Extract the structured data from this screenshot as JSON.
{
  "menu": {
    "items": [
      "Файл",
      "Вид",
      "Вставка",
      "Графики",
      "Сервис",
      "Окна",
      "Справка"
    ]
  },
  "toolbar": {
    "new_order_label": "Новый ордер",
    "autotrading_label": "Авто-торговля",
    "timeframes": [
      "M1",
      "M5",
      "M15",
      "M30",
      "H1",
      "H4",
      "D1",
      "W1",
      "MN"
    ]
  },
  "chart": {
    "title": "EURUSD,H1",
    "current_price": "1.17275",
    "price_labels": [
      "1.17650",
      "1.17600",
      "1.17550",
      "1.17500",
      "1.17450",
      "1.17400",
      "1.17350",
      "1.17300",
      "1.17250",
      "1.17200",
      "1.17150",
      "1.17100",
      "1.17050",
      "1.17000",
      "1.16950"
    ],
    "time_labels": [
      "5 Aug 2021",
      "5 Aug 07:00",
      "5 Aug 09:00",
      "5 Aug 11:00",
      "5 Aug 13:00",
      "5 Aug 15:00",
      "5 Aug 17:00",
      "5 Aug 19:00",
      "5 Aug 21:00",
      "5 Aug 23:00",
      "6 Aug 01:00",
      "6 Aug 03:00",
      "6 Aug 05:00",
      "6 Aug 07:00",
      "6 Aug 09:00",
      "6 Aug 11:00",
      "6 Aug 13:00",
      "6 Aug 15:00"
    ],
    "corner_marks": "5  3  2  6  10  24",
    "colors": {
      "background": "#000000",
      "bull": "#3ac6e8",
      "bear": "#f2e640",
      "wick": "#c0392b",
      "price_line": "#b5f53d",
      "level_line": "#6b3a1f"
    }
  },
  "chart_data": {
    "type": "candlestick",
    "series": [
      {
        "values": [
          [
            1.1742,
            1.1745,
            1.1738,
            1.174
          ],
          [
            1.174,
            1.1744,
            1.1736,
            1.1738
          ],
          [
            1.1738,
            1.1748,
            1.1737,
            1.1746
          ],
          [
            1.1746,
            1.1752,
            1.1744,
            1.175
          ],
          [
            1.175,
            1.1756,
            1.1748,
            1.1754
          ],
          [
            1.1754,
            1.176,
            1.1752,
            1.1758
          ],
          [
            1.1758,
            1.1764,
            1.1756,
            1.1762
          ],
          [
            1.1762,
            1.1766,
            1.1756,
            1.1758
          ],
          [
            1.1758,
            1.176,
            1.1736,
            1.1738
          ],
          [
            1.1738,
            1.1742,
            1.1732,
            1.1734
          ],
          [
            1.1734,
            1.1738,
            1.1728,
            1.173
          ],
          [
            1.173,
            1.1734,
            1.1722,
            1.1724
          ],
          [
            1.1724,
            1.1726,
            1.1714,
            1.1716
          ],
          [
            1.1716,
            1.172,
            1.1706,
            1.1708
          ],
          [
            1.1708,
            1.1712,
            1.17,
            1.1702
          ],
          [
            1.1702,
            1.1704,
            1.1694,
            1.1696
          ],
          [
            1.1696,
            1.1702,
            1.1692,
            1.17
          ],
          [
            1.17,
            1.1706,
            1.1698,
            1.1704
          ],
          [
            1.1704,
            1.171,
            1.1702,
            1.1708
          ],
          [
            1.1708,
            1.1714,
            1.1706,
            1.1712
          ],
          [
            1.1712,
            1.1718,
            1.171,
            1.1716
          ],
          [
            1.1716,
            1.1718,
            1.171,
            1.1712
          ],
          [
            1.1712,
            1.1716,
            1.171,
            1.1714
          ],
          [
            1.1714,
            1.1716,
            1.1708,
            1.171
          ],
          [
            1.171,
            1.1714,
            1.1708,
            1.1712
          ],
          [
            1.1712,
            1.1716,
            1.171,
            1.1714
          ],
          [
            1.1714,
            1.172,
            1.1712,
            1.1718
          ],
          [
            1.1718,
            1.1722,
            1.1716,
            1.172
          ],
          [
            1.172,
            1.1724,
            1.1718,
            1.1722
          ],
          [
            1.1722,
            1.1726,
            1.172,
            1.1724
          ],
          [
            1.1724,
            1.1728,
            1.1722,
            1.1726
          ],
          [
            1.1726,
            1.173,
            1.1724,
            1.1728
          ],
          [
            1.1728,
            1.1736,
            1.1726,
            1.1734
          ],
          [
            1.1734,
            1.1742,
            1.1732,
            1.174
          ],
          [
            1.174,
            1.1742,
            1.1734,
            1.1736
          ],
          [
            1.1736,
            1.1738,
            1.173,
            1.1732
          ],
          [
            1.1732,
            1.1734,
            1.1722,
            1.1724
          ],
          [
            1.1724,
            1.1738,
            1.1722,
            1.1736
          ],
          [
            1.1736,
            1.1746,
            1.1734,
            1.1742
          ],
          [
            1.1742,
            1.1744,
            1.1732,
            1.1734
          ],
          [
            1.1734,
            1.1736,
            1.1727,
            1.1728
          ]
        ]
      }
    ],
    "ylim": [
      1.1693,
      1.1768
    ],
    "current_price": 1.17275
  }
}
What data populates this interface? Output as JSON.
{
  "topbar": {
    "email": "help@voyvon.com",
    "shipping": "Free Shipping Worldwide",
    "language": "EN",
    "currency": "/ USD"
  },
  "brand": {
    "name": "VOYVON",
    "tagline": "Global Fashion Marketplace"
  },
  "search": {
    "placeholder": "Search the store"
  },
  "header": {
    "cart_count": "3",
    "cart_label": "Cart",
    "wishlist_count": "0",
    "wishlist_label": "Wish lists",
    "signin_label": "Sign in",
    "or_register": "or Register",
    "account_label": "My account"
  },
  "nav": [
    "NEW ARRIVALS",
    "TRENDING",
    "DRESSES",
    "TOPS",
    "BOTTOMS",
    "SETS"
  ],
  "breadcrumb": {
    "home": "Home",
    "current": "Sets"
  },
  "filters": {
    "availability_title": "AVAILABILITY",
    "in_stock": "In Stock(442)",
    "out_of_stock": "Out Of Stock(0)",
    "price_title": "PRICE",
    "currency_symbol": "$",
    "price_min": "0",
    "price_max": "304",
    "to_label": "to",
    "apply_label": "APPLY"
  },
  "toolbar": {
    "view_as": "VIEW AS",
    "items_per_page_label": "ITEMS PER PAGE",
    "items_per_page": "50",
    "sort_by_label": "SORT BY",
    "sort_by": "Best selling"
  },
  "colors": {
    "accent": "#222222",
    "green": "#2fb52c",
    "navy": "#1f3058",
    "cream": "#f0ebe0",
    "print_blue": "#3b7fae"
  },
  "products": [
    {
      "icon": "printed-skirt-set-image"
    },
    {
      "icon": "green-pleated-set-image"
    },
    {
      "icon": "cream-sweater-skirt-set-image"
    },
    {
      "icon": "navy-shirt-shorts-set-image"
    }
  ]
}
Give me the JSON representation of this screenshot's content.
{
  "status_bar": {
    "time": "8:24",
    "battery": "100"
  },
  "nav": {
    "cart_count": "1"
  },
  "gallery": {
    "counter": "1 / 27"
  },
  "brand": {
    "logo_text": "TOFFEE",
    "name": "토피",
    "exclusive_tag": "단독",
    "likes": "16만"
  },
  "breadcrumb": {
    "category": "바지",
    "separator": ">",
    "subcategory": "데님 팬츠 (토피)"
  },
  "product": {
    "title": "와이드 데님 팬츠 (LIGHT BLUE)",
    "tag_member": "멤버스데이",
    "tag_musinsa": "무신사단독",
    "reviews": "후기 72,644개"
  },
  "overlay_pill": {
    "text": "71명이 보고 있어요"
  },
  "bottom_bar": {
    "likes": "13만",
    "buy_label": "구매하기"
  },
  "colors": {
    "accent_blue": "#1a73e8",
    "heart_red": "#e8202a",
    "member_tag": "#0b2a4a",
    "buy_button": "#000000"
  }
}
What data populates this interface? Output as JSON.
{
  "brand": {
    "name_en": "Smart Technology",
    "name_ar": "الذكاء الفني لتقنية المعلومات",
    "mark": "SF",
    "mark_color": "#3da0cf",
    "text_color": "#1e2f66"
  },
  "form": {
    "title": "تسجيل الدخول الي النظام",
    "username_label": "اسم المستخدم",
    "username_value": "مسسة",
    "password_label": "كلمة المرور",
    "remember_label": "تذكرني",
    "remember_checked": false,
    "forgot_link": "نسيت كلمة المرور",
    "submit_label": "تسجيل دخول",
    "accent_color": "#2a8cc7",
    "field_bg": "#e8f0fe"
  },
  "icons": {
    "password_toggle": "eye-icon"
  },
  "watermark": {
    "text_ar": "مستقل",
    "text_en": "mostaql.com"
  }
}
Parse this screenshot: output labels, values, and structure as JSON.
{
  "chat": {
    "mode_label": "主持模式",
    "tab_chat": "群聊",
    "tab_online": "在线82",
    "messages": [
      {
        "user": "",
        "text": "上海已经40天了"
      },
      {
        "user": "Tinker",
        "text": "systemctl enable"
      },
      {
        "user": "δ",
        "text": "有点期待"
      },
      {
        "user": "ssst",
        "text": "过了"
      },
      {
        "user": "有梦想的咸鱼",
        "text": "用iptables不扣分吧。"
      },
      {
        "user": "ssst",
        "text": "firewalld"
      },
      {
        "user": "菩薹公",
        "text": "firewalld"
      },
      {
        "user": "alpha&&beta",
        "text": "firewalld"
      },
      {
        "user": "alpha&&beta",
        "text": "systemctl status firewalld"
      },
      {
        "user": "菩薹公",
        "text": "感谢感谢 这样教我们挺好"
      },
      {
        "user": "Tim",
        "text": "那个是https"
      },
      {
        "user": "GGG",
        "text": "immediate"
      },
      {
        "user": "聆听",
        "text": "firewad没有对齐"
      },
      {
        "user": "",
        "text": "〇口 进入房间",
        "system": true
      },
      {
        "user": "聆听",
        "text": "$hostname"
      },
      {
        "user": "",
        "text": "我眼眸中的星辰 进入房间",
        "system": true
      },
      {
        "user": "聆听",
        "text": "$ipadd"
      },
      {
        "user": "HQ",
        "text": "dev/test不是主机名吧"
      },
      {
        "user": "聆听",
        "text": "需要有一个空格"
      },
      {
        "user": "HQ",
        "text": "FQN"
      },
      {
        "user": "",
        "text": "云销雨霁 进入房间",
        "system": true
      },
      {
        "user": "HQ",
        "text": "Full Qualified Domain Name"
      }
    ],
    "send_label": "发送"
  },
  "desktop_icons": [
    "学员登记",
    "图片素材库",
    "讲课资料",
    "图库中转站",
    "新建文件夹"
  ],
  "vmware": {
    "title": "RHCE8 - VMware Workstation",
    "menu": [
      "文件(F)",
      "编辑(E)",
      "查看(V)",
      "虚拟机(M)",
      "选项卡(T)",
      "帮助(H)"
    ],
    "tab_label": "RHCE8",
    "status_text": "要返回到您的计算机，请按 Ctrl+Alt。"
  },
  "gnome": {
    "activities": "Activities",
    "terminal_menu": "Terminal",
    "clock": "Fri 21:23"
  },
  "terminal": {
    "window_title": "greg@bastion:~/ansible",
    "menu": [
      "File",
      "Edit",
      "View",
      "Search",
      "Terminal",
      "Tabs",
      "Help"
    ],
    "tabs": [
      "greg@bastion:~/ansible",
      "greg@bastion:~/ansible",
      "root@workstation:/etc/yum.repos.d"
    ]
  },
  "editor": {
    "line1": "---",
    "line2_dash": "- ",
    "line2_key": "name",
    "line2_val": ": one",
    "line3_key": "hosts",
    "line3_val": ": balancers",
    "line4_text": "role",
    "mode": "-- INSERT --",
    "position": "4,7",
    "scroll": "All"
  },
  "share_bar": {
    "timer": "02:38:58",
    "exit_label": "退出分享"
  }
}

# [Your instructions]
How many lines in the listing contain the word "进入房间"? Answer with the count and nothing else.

# [Result of this task]
3